Saved data entries:
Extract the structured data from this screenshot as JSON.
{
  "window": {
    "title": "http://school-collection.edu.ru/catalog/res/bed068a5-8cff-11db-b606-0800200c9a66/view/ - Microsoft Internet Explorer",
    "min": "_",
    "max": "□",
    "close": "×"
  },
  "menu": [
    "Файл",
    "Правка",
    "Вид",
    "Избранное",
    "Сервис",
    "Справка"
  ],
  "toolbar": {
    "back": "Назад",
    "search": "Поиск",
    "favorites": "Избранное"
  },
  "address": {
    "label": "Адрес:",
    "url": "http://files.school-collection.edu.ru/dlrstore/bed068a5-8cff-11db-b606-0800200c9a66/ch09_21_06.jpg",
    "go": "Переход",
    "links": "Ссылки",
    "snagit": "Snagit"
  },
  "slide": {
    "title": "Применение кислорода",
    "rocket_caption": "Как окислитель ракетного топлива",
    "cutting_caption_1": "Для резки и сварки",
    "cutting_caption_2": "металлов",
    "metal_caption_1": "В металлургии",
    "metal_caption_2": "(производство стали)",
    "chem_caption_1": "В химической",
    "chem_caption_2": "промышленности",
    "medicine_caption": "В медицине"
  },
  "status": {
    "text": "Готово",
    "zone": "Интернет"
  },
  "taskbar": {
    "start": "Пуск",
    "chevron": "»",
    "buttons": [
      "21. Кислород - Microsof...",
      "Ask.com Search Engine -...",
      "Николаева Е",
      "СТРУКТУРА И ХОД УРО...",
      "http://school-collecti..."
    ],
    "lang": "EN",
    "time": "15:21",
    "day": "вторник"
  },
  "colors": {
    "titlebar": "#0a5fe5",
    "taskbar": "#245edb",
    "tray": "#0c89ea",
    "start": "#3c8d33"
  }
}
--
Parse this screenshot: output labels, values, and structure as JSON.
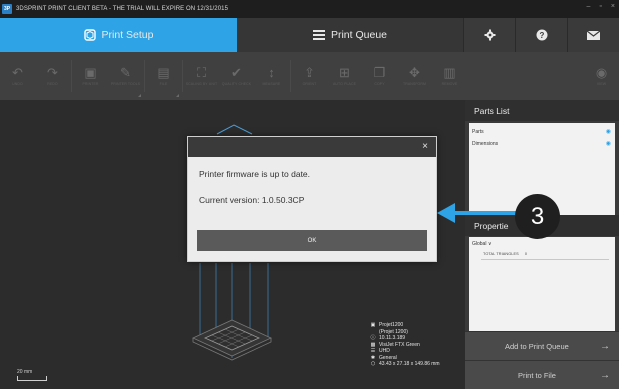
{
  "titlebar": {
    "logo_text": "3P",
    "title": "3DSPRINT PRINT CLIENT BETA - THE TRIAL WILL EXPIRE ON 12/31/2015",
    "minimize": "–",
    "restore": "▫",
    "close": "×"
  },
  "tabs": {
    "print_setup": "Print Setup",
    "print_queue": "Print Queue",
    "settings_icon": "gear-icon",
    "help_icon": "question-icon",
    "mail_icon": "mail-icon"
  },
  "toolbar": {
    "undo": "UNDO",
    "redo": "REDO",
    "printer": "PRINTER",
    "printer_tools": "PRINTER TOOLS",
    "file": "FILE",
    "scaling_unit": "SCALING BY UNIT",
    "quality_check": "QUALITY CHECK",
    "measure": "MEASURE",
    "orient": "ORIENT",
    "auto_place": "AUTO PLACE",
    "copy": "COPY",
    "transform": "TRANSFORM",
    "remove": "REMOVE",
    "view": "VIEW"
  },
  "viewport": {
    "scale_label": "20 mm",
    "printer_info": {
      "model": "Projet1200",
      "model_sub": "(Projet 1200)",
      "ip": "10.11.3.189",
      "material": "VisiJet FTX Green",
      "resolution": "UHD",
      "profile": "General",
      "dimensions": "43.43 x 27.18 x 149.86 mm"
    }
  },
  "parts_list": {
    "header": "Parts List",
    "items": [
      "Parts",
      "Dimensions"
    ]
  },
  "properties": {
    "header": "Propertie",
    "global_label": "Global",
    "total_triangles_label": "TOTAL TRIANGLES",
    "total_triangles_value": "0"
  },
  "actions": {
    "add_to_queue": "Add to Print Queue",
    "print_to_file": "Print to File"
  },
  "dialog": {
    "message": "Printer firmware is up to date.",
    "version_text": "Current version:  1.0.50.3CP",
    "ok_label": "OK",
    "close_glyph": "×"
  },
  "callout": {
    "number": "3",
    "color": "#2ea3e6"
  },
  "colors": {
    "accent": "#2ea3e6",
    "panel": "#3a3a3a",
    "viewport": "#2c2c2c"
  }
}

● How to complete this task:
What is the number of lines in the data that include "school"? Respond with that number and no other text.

● Your response:
3